She told me to imagine a door, to visualize it, to make it look like anything I wanted. I imagined a green wooden door, perhaps a little weathered, the paint worn in parts, I imagined a brass door knob.
Then she told me to open the door, and to see my little baby inside. I imagined Lil Ass-Kicker as a little cartoon baby, hair disheveled, face lit up with a smile. I imagined laughter and play, and I felt a few tears fall to the pillow underneath my face.
“I’ll see you soon,” I told my child silently.
Songs for the Child
I was driving to the grocery yesterday, and I was listening to the radio when this song came on:
I was in high school when this was released, and I loved it then. I still knew all the words, and I sang along loudly in the solitude of Dad’s car. And as I heard the words, I thought about how these are things I’d like to tell my child. And I got a little weepy.

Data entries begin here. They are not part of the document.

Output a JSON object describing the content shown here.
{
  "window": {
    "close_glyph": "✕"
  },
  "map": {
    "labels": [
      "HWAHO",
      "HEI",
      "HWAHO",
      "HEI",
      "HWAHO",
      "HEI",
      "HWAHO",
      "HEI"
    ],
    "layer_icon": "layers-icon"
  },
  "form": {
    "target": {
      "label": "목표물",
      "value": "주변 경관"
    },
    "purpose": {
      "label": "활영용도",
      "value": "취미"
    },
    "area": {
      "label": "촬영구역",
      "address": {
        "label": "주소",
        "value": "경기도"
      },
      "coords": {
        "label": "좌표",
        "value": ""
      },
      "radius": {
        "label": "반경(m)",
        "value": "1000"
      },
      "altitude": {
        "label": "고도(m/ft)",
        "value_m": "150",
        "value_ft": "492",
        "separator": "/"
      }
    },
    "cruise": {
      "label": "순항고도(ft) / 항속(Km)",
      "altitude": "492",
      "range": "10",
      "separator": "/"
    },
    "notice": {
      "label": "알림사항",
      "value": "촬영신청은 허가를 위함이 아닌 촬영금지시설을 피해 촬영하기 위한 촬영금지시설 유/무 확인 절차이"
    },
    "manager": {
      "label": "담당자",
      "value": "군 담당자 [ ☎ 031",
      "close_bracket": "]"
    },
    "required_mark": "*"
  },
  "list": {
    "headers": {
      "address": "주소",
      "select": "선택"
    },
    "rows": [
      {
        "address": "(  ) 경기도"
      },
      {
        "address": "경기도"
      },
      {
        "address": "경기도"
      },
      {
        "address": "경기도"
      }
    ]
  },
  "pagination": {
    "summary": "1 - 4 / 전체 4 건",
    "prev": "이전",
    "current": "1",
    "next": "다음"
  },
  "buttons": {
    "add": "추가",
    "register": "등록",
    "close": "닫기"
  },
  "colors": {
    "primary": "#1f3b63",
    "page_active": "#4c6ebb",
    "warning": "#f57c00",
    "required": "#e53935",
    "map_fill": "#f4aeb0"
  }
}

Later, maybe on the way home, I heard another song. I thought it was Natasha Bedingfield, but it turned out to be Selena Gomez’s “Who Says”! I wasn’t sure if I’d heard the song before, but it sounded like something from a shampoo commercial.
Then I heard the chorus a few times, and I thought about how we were going to have a perfect, beautiful child.
Who says, who says you’re not perfect?
Who says you’re not worth it?
Who says you’re the only one that’s hurtin’?
Trust me, that’s the price of beauty
Who says you’re not pretty?
Who says you’re not beautiful?
And I got really weepy. Dammit!
So yeah, I expect to get worse as my pregnancy progresses. Good thing Oneal is used to me and my insta-tears.